What’s the most crucial electronic component in your home? Depending on how you use your entertainment system, you may think it’s the receiver or AV processor — the box that routes and switches all of your audio and video, sending sound to your speakers and video to your display.
Or, if your home is automated, perhaps the control processor comes to mind—the box that routes and switches all of your remote control signals, fires up the home theater at the touch of a button, dims your lights, and fills the house with music when guests are on the way over.
Maybe you’re a gamer, and wouldn’t trade your Xbox 360 for a kidney, or perhaps you’re among the new breed of entertainment consumers whose consumption consists mostly of streamed movies and music, making your Roku or Apple TV the one little black box you think you absolutely cannot live without.
There’s one thing you’re forgetting, though—the one little black box that allows all of those black boxes to do their thing: your router.
Of course, there are other components to your home network, the nebulous system of wires and wireless signals that carry information between your computers, smart phones, and entertainment devices, and connects them all to the internet at large. But the router is the essential component—the brain that directs all of those bits of information, telling which bits of information when to go where. It hasn’t been that long ago that the router was responsible for communicating between two or three computers in the home, and nothing more. Then smart phones were added to the mix, often doubling the number of devices that a router had to keep track of. Today we’re adding to the workload of the router at an ever-increasing pace, bogging it down with tablets, weather stations, security cameras, and streaming audio and video; voice-over-IP services like Vonage, Skype, or FaceTime; and even burdening it with the control of many of your home devices, from TVs and surround sound receivers to media boxes and even door locks.
Now, more than ever—and this is only going to become increasingly true in the future—the home network is the very foundation of both entertainment and home control.
We’ve all witnessed the impact of streaming video on the internet as a whole. Raise your hand if your internet connection crawls to a halt around the primetime hours, when all of your neighbors get home and fire up Netflix (which, by the way, accounts for 20 percent of peak internet bandwidth today, a number that’s projected to go up in the future). Think of your home network as a mini-internet inside your home. If one streaming video service can cripple the professional, multi-thousand-dollar networking equipment employed by your internet service provider, just image what it’s doing to that cheap $50 router you bought at your local discount electronics store.
And the problem isn’t merely a matter of insufficient bandwidth; a network router is also a tiny computer, tasked with keeping track of where all of the bits and bytes flying around your home need to be delivered. That cheap router we mentioned before (or, perish the thought, the free one that came from your internet service provider) may work perfectly well at delivering a few chunks of data at a time—say, if you’re checking your email on your smart phone—but overwhelm it with audio and video and control commands, and anything it can’t get to in one computing cycle gets dumped into a “to-do” list, of sorts. Fill that to-do list, and the router runs out of memory and crashes.

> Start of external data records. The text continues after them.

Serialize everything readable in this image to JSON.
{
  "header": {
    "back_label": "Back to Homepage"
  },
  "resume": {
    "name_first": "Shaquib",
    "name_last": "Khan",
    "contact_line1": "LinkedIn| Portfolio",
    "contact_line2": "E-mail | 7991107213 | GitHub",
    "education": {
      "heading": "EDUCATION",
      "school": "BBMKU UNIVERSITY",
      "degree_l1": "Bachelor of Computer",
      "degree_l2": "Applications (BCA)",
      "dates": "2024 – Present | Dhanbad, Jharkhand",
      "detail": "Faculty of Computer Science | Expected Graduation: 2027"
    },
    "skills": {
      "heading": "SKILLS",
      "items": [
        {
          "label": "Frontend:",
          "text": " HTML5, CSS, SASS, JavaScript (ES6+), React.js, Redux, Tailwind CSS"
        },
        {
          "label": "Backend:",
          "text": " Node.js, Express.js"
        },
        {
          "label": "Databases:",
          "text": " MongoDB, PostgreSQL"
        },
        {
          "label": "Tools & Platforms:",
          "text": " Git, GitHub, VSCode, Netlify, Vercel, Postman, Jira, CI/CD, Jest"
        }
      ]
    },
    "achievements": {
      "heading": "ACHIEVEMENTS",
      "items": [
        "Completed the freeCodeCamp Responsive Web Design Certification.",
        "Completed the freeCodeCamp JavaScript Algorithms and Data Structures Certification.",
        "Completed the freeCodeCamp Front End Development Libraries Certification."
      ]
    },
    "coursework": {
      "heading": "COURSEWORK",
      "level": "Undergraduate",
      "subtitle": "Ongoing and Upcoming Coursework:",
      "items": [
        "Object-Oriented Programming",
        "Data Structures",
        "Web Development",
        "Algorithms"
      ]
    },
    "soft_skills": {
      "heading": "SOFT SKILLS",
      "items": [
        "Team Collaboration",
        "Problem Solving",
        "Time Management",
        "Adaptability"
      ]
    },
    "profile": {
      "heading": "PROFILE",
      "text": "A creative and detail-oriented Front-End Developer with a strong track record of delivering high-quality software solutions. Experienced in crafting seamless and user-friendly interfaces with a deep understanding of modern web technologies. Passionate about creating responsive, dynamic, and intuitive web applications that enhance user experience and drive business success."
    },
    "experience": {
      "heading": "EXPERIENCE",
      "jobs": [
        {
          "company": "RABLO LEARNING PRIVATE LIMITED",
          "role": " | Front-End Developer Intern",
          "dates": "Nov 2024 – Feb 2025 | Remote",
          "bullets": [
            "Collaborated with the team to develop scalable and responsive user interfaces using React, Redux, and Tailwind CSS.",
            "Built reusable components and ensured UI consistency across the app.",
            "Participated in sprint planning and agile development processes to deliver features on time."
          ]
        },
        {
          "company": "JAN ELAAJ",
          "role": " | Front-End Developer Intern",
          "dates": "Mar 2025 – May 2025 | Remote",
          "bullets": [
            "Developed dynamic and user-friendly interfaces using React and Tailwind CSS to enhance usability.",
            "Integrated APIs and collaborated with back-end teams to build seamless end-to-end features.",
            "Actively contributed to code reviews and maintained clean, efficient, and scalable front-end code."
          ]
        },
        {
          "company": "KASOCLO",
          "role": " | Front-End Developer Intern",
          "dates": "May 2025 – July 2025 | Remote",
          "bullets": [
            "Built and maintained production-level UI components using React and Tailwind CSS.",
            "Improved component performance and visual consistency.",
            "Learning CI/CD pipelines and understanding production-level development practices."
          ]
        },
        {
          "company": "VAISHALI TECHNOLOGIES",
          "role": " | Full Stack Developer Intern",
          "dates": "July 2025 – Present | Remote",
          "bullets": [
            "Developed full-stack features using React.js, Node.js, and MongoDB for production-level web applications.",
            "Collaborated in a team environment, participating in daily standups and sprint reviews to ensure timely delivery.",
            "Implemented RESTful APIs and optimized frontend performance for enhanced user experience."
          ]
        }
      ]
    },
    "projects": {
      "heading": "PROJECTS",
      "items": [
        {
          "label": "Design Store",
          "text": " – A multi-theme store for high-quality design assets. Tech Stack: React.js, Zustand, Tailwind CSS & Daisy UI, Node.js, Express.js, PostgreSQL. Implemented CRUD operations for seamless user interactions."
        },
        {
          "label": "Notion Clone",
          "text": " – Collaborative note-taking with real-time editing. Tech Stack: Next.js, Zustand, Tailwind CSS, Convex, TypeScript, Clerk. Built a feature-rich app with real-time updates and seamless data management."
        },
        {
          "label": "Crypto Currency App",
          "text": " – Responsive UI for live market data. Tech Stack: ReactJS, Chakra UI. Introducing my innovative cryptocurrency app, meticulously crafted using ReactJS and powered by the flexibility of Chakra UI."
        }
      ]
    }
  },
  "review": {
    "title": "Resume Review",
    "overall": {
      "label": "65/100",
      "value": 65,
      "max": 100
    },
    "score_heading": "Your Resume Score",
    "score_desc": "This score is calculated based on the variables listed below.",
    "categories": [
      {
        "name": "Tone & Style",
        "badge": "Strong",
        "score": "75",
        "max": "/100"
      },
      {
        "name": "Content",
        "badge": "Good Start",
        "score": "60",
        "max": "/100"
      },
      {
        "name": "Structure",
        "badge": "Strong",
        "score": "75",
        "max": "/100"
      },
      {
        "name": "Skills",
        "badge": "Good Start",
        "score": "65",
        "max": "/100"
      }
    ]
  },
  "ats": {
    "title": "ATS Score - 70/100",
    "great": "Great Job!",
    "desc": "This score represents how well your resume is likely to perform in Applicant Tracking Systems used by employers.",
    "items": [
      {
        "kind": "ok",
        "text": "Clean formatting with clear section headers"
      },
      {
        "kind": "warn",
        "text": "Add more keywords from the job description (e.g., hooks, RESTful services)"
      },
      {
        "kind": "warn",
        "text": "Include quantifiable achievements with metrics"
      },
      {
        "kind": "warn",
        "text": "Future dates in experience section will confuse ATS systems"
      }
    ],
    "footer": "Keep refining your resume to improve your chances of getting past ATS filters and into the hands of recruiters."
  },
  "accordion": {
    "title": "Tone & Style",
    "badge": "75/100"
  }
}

Thankfully, you’re not just limited to the consumer routers clogging store shelves. A custom installer can work with you to develop a robust, reliable networking solution that will not only stand up to the rigors of streaming media and home control today, but the additional bandwidth requirements of the coming years, as well.
And there are a number of tricks that your local custom installer has in his or her toolbox to ensure that when you press play, the media flows, or when you access your lighting control via your smart phone, you’re not left in the dark due to a locked-up router. Products like ihiji invision, which allows your installer to remote monitor, service, and maintain the IP connected devices in your home.
The last thing your installer wants is for your entire entertainment system to grind to a halt as a result of an unreliable network, so he or she is also more likely to rely on tried-and-true networking components that far exceed the capabilities of store brands. Solutions like Pakedge, which offers bulletproof, secure networking solutions for the home that include rock-solid routers and switches, as well as high-range wireless access points that can be discreetly mounted in the ceiling for the utmost in reliable coverage and décor friendliness.
If your home is much larger than average, or if you’re pushing the limits of the amount of data even a good home network can handle, your installer may also turn to Access Networks, who provide and maintain pre-configured, enterprise-grade networking solutions, custom designed for the specific needs of home automation, multimedia streaming, security, lighting and shade control, communications or whatever specific networking concerns dominate in your home. With Access Networks, the emphasis is less on the specific hardware than it is on creating a robust, secure, reliable, and future-proof networking infrastructure, but its hardware three-year advanced replacement warranty, and boasts a 100,000 hour expected life span, compared to the two or three years you might get out of the average consumer router, if you’re lucky.
No matter which brand of networking solutions your custom installer relies upon, though, the important thing is that he or she knows it, is familiar with it, and is qualified to provide ongoing technical support, so you don’t have to worry about static IP addresses and lost packets and router crashes and channel conflicts. With a robust, reliable, professionally installed network at the foundation of your home’s electronic systems, you can just sit back, relax, and enjoy more dependable performance from all of the little black boxes that you think are more important.
Share this post